◆ **ASSIGNED TASK**: Give the number of lines in the records below that contain the word "screenshot". State only that number.

Start of Block

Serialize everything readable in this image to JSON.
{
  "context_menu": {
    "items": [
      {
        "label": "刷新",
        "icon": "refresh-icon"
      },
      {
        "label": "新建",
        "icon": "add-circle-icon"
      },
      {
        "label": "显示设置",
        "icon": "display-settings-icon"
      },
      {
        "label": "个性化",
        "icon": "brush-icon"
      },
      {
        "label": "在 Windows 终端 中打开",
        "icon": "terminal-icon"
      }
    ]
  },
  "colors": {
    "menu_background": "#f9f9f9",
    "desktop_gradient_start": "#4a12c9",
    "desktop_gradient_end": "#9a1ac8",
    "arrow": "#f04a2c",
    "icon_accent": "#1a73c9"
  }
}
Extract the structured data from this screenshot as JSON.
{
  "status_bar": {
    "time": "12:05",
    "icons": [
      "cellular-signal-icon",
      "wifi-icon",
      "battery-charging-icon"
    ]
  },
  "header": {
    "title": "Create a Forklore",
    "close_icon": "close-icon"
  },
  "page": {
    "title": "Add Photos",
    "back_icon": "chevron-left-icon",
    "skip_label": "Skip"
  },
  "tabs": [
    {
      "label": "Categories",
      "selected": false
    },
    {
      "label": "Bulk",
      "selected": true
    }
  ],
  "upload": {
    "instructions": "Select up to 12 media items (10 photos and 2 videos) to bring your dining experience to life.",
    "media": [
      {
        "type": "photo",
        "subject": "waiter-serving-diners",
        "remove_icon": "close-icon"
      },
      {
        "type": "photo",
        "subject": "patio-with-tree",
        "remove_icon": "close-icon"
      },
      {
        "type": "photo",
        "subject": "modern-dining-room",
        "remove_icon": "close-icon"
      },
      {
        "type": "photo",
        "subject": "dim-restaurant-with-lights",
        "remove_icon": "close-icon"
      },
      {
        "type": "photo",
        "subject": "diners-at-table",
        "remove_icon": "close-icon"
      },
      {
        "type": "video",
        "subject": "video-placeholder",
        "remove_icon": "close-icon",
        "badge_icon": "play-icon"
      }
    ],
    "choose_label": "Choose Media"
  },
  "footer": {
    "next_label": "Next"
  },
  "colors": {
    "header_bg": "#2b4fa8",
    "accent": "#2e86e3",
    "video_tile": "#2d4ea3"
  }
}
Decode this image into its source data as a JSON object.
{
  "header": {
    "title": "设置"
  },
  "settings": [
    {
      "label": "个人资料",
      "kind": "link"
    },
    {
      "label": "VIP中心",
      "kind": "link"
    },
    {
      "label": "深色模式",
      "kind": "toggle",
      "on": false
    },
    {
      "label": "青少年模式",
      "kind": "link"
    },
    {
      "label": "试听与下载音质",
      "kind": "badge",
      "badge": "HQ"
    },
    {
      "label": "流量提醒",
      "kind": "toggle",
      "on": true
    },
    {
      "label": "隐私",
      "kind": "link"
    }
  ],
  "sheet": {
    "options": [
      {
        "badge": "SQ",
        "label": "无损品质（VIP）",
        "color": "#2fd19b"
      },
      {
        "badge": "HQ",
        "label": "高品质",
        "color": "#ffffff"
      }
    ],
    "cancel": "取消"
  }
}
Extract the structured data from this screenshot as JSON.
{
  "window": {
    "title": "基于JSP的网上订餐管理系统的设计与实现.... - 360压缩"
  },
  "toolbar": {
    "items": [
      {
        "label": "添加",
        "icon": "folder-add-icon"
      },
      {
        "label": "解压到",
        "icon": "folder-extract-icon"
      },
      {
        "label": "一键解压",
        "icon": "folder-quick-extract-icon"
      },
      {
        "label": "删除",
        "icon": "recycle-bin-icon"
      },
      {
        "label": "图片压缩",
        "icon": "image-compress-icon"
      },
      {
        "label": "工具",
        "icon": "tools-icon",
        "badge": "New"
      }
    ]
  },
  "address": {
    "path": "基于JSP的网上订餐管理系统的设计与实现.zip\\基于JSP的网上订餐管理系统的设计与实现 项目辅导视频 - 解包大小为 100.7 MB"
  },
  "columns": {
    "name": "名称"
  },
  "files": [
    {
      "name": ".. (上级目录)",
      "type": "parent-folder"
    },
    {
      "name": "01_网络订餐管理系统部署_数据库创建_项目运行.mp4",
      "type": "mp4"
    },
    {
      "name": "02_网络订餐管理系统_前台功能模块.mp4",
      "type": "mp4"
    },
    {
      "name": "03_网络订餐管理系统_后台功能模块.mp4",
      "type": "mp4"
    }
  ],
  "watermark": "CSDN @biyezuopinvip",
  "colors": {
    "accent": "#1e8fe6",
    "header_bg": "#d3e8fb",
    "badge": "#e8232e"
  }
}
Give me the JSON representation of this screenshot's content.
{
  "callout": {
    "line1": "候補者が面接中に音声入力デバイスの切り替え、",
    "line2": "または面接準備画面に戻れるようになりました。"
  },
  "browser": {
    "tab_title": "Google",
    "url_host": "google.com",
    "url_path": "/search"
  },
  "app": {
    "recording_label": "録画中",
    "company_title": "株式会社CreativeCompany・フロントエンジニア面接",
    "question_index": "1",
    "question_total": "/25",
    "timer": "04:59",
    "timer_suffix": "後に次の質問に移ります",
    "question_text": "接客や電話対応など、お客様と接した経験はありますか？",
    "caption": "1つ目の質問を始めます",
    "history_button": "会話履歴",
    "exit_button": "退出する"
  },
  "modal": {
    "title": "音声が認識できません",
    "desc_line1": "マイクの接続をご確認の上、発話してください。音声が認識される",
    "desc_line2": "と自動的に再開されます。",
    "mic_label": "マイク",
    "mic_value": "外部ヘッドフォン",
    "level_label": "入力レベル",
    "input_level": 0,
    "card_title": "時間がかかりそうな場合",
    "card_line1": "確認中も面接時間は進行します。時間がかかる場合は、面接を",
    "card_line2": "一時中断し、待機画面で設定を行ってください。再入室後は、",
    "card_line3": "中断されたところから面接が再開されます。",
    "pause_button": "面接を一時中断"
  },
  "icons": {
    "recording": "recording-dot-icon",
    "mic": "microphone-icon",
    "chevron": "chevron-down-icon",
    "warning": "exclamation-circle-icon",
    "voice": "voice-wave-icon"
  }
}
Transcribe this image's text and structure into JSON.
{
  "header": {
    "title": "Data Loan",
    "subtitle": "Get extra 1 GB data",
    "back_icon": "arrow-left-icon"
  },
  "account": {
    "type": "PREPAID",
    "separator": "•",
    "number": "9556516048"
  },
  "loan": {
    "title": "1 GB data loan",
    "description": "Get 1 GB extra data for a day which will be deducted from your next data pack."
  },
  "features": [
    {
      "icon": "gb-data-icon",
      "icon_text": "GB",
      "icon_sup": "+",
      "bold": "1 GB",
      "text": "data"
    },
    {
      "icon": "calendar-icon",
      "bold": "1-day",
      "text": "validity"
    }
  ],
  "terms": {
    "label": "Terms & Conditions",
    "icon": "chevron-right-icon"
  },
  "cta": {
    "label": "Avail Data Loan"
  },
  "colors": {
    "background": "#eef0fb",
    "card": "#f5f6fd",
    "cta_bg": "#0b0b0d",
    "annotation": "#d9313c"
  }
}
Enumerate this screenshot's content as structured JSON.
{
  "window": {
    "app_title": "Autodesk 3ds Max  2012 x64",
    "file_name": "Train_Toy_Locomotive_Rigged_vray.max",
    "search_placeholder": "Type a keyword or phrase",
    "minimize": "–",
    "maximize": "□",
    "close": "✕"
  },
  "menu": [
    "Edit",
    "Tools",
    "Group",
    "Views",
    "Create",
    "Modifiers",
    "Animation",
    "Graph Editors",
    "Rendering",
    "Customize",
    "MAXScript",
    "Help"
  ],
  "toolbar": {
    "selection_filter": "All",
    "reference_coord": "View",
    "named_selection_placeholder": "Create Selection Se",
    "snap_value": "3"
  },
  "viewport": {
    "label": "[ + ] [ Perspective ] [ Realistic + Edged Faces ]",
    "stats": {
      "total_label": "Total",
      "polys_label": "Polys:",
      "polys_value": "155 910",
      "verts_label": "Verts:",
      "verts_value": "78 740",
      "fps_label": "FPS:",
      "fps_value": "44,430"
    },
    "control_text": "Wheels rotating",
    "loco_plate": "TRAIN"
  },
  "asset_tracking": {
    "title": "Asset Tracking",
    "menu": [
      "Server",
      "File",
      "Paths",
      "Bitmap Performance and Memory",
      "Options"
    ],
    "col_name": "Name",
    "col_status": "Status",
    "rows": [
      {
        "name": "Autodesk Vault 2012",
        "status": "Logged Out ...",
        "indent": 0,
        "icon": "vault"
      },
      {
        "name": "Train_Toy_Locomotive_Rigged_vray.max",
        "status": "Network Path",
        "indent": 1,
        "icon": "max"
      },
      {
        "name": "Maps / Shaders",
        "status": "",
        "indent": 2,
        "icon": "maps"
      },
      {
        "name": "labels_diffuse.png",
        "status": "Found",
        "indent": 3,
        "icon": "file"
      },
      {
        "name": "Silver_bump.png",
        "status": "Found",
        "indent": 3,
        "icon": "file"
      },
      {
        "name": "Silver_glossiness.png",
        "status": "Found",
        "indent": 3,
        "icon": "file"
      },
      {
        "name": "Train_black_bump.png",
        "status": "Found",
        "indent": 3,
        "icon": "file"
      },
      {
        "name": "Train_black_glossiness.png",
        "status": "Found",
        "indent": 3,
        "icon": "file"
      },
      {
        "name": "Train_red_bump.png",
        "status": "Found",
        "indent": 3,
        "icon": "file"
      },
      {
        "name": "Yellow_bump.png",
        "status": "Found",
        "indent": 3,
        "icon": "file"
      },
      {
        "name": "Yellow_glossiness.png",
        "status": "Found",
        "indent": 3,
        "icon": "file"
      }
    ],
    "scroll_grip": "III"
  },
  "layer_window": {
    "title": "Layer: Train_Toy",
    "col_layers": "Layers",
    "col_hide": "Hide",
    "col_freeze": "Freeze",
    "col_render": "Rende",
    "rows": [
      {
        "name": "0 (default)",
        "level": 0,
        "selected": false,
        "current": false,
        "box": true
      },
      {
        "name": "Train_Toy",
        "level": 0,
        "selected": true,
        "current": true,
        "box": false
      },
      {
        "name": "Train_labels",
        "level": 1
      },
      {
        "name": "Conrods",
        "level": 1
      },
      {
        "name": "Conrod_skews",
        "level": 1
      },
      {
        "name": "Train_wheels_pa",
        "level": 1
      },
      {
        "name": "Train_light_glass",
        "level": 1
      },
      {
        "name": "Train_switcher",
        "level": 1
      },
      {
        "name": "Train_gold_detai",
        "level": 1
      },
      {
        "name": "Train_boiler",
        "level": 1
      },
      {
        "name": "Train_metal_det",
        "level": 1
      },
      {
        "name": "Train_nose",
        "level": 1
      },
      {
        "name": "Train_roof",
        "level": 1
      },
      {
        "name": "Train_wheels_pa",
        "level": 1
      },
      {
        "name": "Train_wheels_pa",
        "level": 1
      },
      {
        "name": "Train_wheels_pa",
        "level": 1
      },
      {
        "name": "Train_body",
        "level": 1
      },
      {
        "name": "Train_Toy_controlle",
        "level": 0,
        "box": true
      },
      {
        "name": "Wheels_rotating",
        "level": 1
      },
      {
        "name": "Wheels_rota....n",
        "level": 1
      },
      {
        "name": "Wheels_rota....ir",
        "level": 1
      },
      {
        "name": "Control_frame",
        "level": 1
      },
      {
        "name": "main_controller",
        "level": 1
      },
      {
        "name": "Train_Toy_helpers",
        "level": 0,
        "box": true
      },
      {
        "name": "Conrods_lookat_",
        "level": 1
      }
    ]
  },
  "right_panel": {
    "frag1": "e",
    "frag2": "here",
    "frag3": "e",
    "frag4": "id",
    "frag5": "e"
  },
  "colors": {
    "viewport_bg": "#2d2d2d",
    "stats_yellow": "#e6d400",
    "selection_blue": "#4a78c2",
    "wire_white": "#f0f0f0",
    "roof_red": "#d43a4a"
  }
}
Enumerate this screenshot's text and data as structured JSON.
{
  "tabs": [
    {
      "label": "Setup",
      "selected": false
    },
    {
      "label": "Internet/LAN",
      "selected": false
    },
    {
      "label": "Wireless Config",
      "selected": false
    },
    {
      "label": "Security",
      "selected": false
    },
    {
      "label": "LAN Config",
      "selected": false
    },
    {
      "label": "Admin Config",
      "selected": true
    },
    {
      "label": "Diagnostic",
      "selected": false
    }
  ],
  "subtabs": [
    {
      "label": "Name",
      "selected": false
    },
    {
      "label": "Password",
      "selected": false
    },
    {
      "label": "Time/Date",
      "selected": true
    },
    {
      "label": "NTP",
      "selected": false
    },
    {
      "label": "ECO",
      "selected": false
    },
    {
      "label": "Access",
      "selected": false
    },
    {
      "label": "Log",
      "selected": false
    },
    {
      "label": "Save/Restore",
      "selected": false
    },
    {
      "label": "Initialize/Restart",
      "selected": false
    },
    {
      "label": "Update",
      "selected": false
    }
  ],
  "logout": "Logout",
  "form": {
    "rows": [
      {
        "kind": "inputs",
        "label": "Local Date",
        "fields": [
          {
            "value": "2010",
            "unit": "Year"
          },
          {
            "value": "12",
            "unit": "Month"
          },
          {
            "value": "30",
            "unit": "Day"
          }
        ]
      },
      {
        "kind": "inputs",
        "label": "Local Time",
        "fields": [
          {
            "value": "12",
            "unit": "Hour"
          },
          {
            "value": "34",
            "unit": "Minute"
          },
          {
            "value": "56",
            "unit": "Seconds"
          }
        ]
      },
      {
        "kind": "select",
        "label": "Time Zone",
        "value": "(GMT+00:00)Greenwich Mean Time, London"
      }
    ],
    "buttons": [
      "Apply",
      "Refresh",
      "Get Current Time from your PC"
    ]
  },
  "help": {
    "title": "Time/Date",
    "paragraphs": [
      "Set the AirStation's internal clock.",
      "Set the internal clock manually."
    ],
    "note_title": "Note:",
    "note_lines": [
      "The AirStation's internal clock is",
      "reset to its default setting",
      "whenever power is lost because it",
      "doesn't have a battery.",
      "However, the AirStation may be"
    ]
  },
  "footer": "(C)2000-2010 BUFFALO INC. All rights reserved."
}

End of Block

◆ **TASK SOLUTION**: 5